Top 10:A tourist spot where you can feel the romance of the Meiji era Part.1 

Starting April 2024, a new feature, “Ranking Japan Special,” will launch. This month, we’re focusing on the top 10 tourist destinations where you can experience Japan’s Meiji era. Japan is home to numerous historical sites, but our focus this time is specifically on the Meiji period.


The Meiji era (1868-1912)

Japan’s “Meiji Era” is the period in which the foundations of our modern life were laid. For example, it was during the Meiji Era that Japan saw its first electric lights and its first trains. It was also during this period that the standardization of days to 24 hours and years to 365 days was adopted. Children began attending elementary schools and adults began reading newspapers. Japan’s first elections and the establishment of the National Diet also took place during the Meiji era. Many of the “systems” and “ways of life” that we take for granted today originated in the Meiji era. The call to open the country was answered!

Prior to the beginning of the Meiji era, Japan had been in a long state of national seclusion known as “SAKOKU”. In 1853, however, the arrival of the “black ships” heralded Japan’s encounter with the world. During advancing Western powers in Asia, Japan embarked on the path to becoming a “modern nation-state” by adopting Western institutions and culture.

The pace of progress is astonishing. The postal system was established in the fourth year of Meiji, followed by the opening of the railroads, the beginning of elementary education, and the operation of the Tomioka Silk Mill in the fifth year of Meiji. The Freedom and People’s Rights Movement began in the seventh year of Meiji.

Despite the turmoil associated with rapid change, Japan flexibly embraced new Western values and ingeniously combined them with its own ancient traditions, achieving transformation at an unprecedented pace. This vibrant period of Japan’s “youth” is known as the Meiji Era.

*At TJM, we feature two types of ranking articles. One presents the latest rankings that are trending in Japan and around the world. The other type is based on research by TJM’s editors, who select candidates deemed worthy of ranking, and the actual ranking positions are determined by votes and submissions from readers who have visited the listed places, are planning to visit in the future, are interested in culinary experiences, have tasted the food, or, in the case of cultural experiences, have experienced or want to experience something similar.  These articles are reader-voted, so you can have a say in the rankings. We invite you to participate and share your opinions!

Here’s our first feature. Within the long history of Japan, the Meiji era stands out as a period of great change. We have selected 10 places where you can experience the Meiji era. This week, we will introduce the first location. Starting next week, we will introduce two to three locations each week.

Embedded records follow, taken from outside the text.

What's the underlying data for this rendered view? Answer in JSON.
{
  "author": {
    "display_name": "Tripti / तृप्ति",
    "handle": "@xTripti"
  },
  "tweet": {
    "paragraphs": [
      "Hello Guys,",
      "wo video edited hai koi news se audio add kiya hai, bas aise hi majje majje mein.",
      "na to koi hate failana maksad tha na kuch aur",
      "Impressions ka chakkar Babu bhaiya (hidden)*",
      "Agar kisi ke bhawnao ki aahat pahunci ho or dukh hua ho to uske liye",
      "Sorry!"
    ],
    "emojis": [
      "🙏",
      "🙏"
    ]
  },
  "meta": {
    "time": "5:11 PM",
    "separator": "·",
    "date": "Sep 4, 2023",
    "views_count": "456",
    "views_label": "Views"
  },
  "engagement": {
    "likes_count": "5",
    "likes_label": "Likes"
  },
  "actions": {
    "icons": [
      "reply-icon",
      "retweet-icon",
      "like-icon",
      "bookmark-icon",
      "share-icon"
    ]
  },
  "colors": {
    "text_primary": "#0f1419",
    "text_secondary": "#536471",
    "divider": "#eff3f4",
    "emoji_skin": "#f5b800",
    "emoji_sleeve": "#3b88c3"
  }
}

⓵Meiji Mura in Inuyama City

Meiji Mura in Inuyama City, Aichi Prefecture, is an open-air museum that transports visitors back to the Meiji Era (1868-1912), a period of rapid modernization in Japan. Established in 1965, it showcases over 60 historical buildings, including the iconic Imperial Hotel designed by Frank Lloyd Wright. The village spans over 1 million square meters, offering a blend of Western and traditional Japanese architecture amid scenic views. Attractions like horse-drawn carriages and steam locomotive rides enhance the experience. Meiji Mura stands as a vivid reminder of Japan’s journey towards embracing modernity while preserving its rich cultural heritage.

Places to Visit in the Same Area

Inuyama Castle & Castle Town

Inuyama Castle, located in Aichi Prefecture, Japan, is one of the oldest surviving castles in the country, originally built in 1537. It is famous for its authentic wooden construction and beautiful, intricate architecture that exemplifies feudal Japan. The castle offers panoramic views of the Kiso River and the surrounding countryside. Adjacent to the castle is the castle town of Inuyama, which has retained much of its historic charm. The town features traditional streets lined with old merchant houses, tea houses, and small museums, offering visitors a glimpse into Japan’s rich cultural past.

Share this Page
  • URLをコピーしました!